● Problem statement
Will you output all of the data below exactly, omitting the images?

Saved entries:
---
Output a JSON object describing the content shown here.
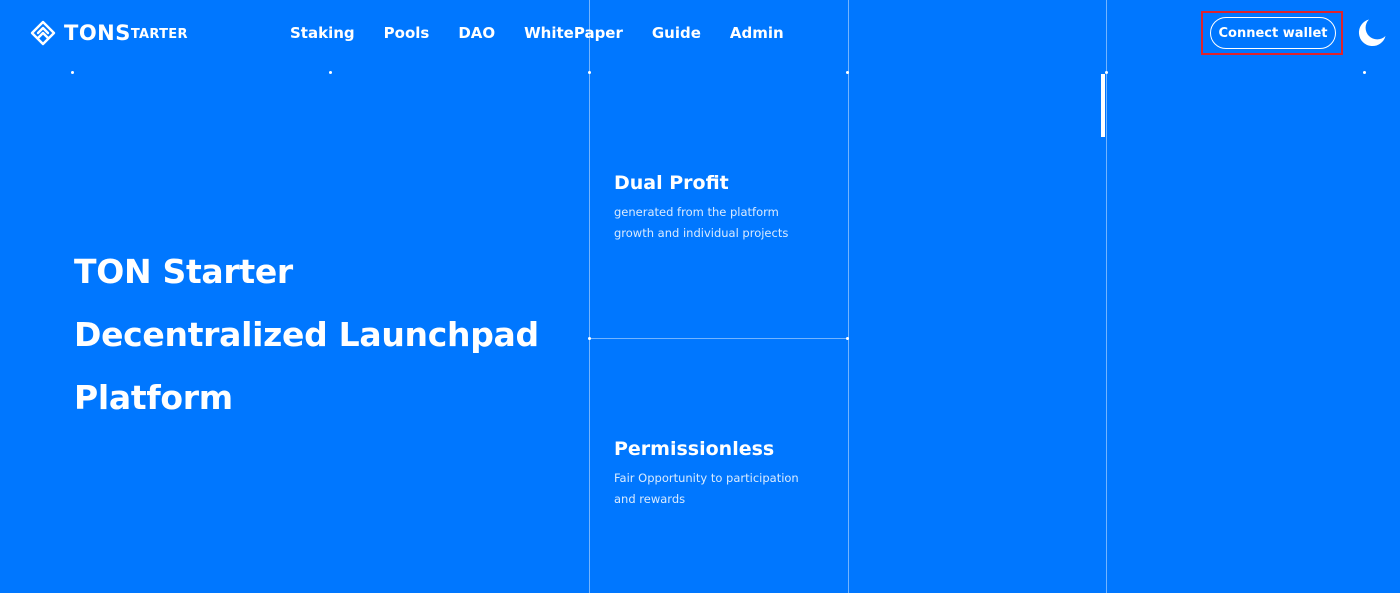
{
  "brand": {
    "logo_icon": "tonstarter-logo-icon",
    "name_main": "TONS",
    "name_sub": "TARTER"
  },
  "nav": {
    "items": [
      {
        "label": "Staking"
      },
      {
        "label": "Pools"
      },
      {
        "label": "DAO"
      },
      {
        "label": "WhitePaper"
      },
      {
        "label": "Guide"
      },
      {
        "label": "Admin"
      }
    ]
  },
  "header": {
    "connect_wallet_label": "Connect wallet",
    "theme_toggle_icon": "moon-icon"
  },
  "hero": {
    "lines": [
      "TON Starter",
      "Decentralized Launchpad",
      "Platform"
    ]
  },
  "features": [
    {
      "title": "Dual Profit",
      "desc_line1": "generated from the platform",
      "desc_line2": "growth and individual projects"
    },
    {
      "title": "Permissionless",
      "desc_line1": "Fair Opportunity to participation",
      "desc_line2": "and rewards"
    }
  ],
  "colors": {
    "background": "#0077ff",
    "text": "#ffffff",
    "highlight_border": "#e0232b"
  }
}
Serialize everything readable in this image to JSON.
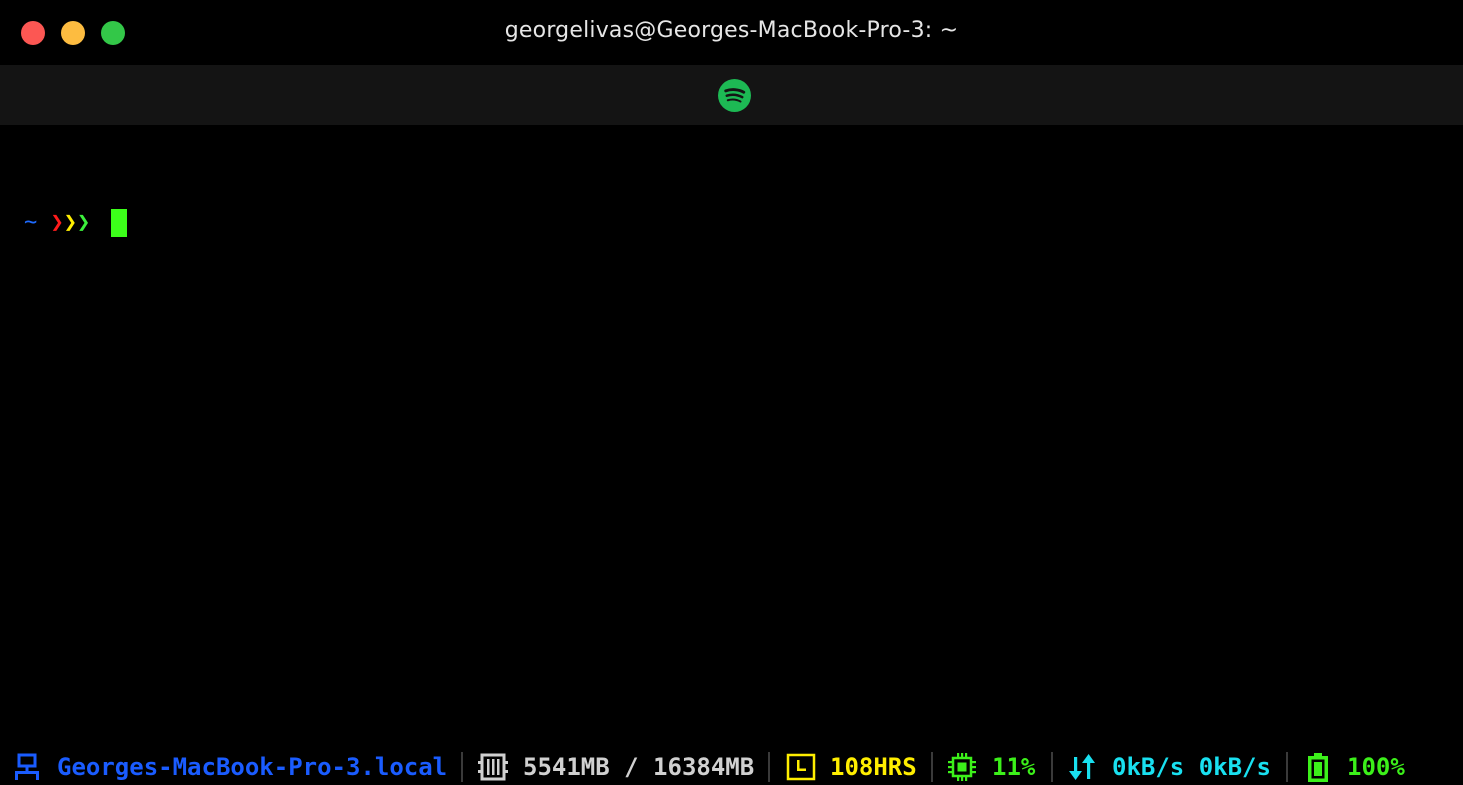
{
  "window": {
    "title": "georgelivas@Georges-MacBook-Pro-3: ~"
  },
  "tab": {
    "icon": "spotify-icon",
    "icon_color": "#1db954"
  },
  "prompt": {
    "tilde": "~",
    "arrows": [
      "❯",
      "❯",
      "❯"
    ],
    "colors": {
      "tilde": "#1e6bff",
      "arrow1": "#ff1b1b",
      "arrow2": "#ffee00",
      "arrow3": "#3cf03c",
      "cursor": "#3cff1a"
    }
  },
  "statusbar": {
    "hostname": "Georges-MacBook-Pro-3.local",
    "memory": "5541MB / 16384MB",
    "uptime": "108HRS",
    "cpu": "11%",
    "network": "0kB/s 0kB/s",
    "battery": "100%",
    "icons": {
      "host": "network-icon",
      "memory": "memory-icon",
      "uptime": "clock-icon",
      "cpu": "cpu-icon",
      "network": "up-down-arrows-icon",
      "battery": "battery-icon"
    },
    "colors": {
      "hostname": "#1a5cff",
      "memory": "#d0d0d0",
      "uptime": "#ffee00",
      "cpu": "#3cf01a",
      "network": "#19e0f0",
      "battery": "#3cf01a"
    }
  }
}
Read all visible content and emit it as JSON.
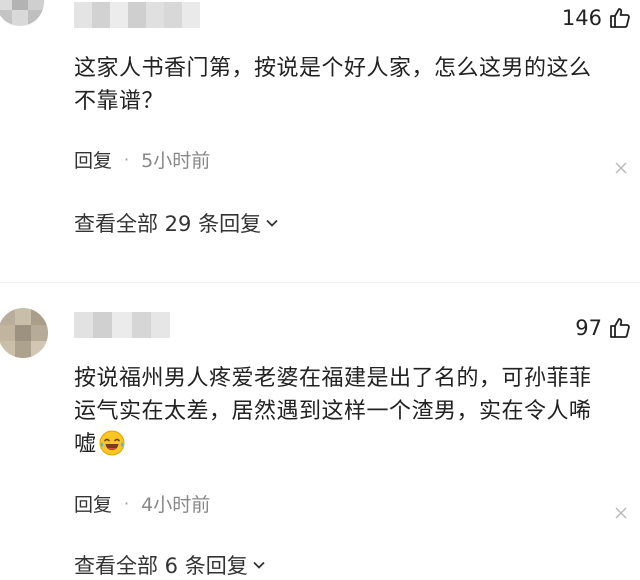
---
● Result
Output a JSON object describing the content shown here.
{
  "brand": {
    "logo_icon": "tonstarter-logo-icon",
    "name_main": "TONS",
    "name_sub": "TARTER"
  },
  "nav": {
    "items": [
      {
        "label": "Staking"
      },
      {
        "label": "Pools"
      },
      {
        "label": "DAO"
      },
      {
        "label": "WhitePaper"
      },
      {
        "label": "Guide"
      },
      {
        "label": "Admin"
      }
    ]
  },
  "header": {
    "connect_wallet_label": "Connect wallet",
    "theme_toggle_icon": "moon-icon"
  },
  "hero": {
    "lines": [
      "TON Starter",
      "Decentralized Launchpad",
      "Platform"
    ]
  },
  "features": [
    {
      "title": "Dual Profit",
      "desc_line1": "generated from the platform",
      "desc_line2": "growth and individual projects"
    },
    {
      "title": "Permissionless",
      "desc_line1": "Fair Opportunity to participation",
      "desc_line2": "and rewards"
    }
  ],
  "colors": {
    "background": "#0077ff",
    "text": "#ffffff",
    "highlight_border": "#e0232b"
  }
}
Serialize everything readable in this image to JSON.
{
  "window": {
    "title": "georgelivas@Georges-MacBook-Pro-3: ~"
  },
  "tab": {
    "icon": "spotify-icon",
    "icon_color": "#1db954"
  },
  "prompt": {
    "tilde": "~",
    "arrows": [
      "❯",
      "❯",
      "❯"
    ],
    "colors": {
      "tilde": "#1e6bff",
      "arrow1": "#ff1b1b",
      "arrow2": "#ffee00",
      "arrow3": "#3cf03c",
      "cursor": "#3cff1a"
    }
  },
  "statusbar": {
    "hostname": "Georges-MacBook-Pro-3.local",
    "memory": "5541MB / 16384MB",
    "uptime": "108HRS",
    "cpu": "11%",
    "network": "0kB/s 0kB/s",
    "battery": "100%",
    "icons": {
      "host": "network-icon",
      "memory": "memory-icon",
      "uptime": "clock-icon",
      "cpu": "cpu-icon",
      "network": "up-down-arrows-icon",
      "battery": "battery-icon"
    },
    "colors": {
      "hostname": "#1a5cff",
      "memory": "#d0d0d0",
      "uptime": "#ffee00",
      "cpu": "#3cf01a",
      "network": "#19e0f0",
      "battery": "#3cf01a"
    }
  }
}
Read all visible content and emit it as JSON.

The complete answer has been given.